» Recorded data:
----------------------------------------
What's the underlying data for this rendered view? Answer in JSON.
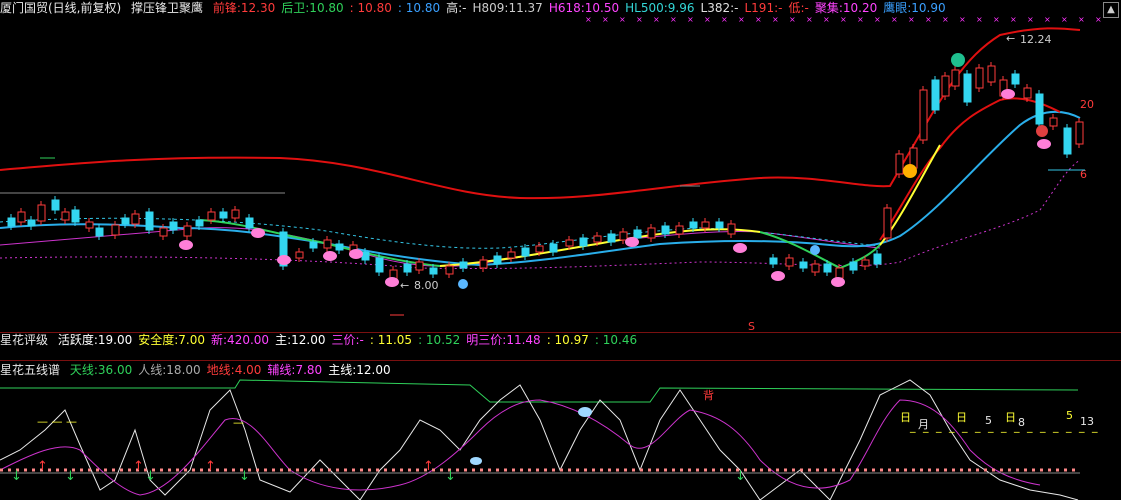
{
  "header": {
    "title": "厦门国贸(日线,前复权)",
    "indicator": "撑压锋卫聚鹰",
    "items": [
      {
        "label": "前锋:",
        "value": "12.30",
        "color": "#ff3b3b"
      },
      {
        "label": "后卫:",
        "value": "10.80",
        "color": "#2fd15a"
      },
      {
        "label": "",
        "value": ": 10.80",
        "color": "#ff3b3b"
      },
      {
        "label": "",
        "value": ": 10.80",
        "color": "#3aa0ff"
      },
      {
        "label": "高:",
        "value": "-",
        "color": "#e0e0e0"
      },
      {
        "label": "H809:",
        "value": "11.37",
        "color": "#cccccc"
      },
      {
        "label": "H618:",
        "value": "10.50",
        "color": "#ff44ff"
      },
      {
        "label": "HL500:",
        "value": "9.96",
        "color": "#33d6d6"
      },
      {
        "label": "L382:",
        "value": "-",
        "color": "#e0e0e0"
      },
      {
        "label": "L191:",
        "value": "-",
        "color": "#ff3b3b"
      },
      {
        "label": "低:",
        "value": "-",
        "color": "#ff3b3b"
      },
      {
        "label": "聚集:",
        "value": "10.20",
        "color": "#ff44ff"
      },
      {
        "label": "鹰眼:",
        "value": "10.90",
        "color": "#3aa0ff"
      }
    ]
  },
  "main_chart": {
    "price_high_label": "12.24",
    "price_low_label": "8.00",
    "right_label_upper": "20",
    "right_label_lower": "6",
    "bottom_marker": "S"
  },
  "sub1": {
    "name": "星花评级",
    "items": [
      {
        "label": "活跃度:",
        "value": "19.00",
        "color": "#ffffff"
      },
      {
        "label": "安全度:",
        "value": "7.00",
        "color": "#ffff33"
      },
      {
        "label": "新:",
        "value": "420.00",
        "color": "#ff44ff"
      },
      {
        "label": "主:",
        "value": "12.00",
        "color": "#ffffff"
      },
      {
        "label": "三价:",
        "value": "-",
        "color": "#ff44ff"
      },
      {
        "label": "",
        "value": ": 11.05",
        "color": "#ffff33"
      },
      {
        "label": "",
        "value": ": 10.52",
        "color": "#2fd15a"
      },
      {
        "label": "明三价:",
        "value": "11.48",
        "color": "#ff44ff"
      },
      {
        "label": "",
        "value": ": 10.97",
        "color": "#ffff33"
      },
      {
        "label": "",
        "value": ": 10.46",
        "color": "#2fd15a"
      }
    ]
  },
  "sub2": {
    "name": "星花五线谱",
    "items": [
      {
        "label": "天线:",
        "value": "36.00",
        "color": "#2fd15a"
      },
      {
        "label": "人线:",
        "value": "18.00",
        "color": "#aaaaaa"
      },
      {
        "label": "地线:",
        "value": "4.00",
        "color": "#ff3b3b"
      },
      {
        "label": "辅线:",
        "value": "7.80",
        "color": "#ff44ff"
      },
      {
        "label": "主线:",
        "value": "12.00",
        "color": "#ffffff"
      }
    ],
    "marker_back": "背",
    "marker_ri": "日",
    "marker_yue": "月",
    "marker_5": "5",
    "marker_8": "8",
    "marker_13": "13"
  }
}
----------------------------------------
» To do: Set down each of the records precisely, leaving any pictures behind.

» Response to the task:
What's the underlying data for this rendered view? Answer in JSON.
{
  "header": {
    "title": "厦门国贸(日线,前复权)",
    "indicator": "撑压锋卫聚鹰",
    "items": [
      {
        "label": "前锋:",
        "value": "12.30",
        "color": "#ff3b3b"
      },
      {
        "label": "后卫:",
        "value": "10.80",
        "color": "#2fd15a"
      },
      {
        "label": "",
        "value": ": 10.80",
        "color": "#ff3b3b"
      },
      {
        "label": "",
        "value": ": 10.80",
        "color": "#3aa0ff"
      },
      {
        "label": "高:",
        "value": "-",
        "color": "#e0e0e0"
      },
      {
        "label": "H809:",
        "value": "11.37",
        "color": "#cccccc"
      },
      {
        "label": "H618:",
        "value": "10.50",
        "color": "#ff44ff"
      },
      {
        "label": "HL500:",
        "value": "9.96",
        "color": "#33d6d6"
      },
      {
        "label": "L382:",
        "value": "-",
        "color": "#e0e0e0"
      },
      {
        "label": "L191:",
        "value": "-",
        "color": "#ff3b3b"
      },
      {
        "label": "低:",
        "value": "-",
        "color": "#ff3b3b"
      },
      {
        "label": "聚集:",
        "value": "10.20",
        "color": "#ff44ff"
      },
      {
        "label": "鹰眼:",
        "value": "10.90",
        "color": "#3aa0ff"
      }
    ]
  },
  "main_chart": {
    "price_high_label": "12.24",
    "price_low_label": "8.00",
    "right_label_upper": "20",
    "right_label_lower": "6",
    "bottom_marker": "S"
  },
  "sub1": {
    "name": "星花评级",
    "items": [
      {
        "label": "活跃度:",
        "value": "19.00",
        "color": "#ffffff"
      },
      {
        "label": "安全度:",
        "value": "7.00",
        "color": "#ffff33"
      },
      {
        "label": "新:",
        "value": "420.00",
        "color": "#ff44ff"
      },
      {
        "label": "主:",
        "value": "12.00",
        "color": "#ffffff"
      },
      {
        "label": "三价:",
        "value": "-",
        "color": "#ff44ff"
      },
      {
        "label": "",
        "value": ": 11.05",
        "color": "#ffff33"
      },
      {
        "label": "",
        "value": ": 10.52",
        "color": "#2fd15a"
      },
      {
        "label": "明三价:",
        "value": "11.48",
        "color": "#ff44ff"
      },
      {
        "label": "",
        "value": ": 10.97",
        "color": "#ffff33"
      },
      {
        "label": "",
        "value": ": 10.46",
        "color": "#2fd15a"
      }
    ]
  },
  "sub2": {
    "name": "星花五线谱",
    "items": [
      {
        "label": "天线:",
        "value": "36.00",
        "color": "#2fd15a"
      },
      {
        "label": "人线:",
        "value": "18.00",
        "color": "#aaaaaa"
      },
      {
        "label": "地线:",
        "value": "4.00",
        "color": "#ff3b3b"
      },
      {
        "label": "辅线:",
        "value": "7.80",
        "color": "#ff44ff"
      },
      {
        "label": "主线:",
        "value": "12.00",
        "color": "#ffffff"
      }
    ],
    "marker_back": "背",
    "marker_ri": "日",
    "marker_yue": "月",
    "marker_5": "5",
    "marker_8": "8",
    "marker_13": "13"
  }
}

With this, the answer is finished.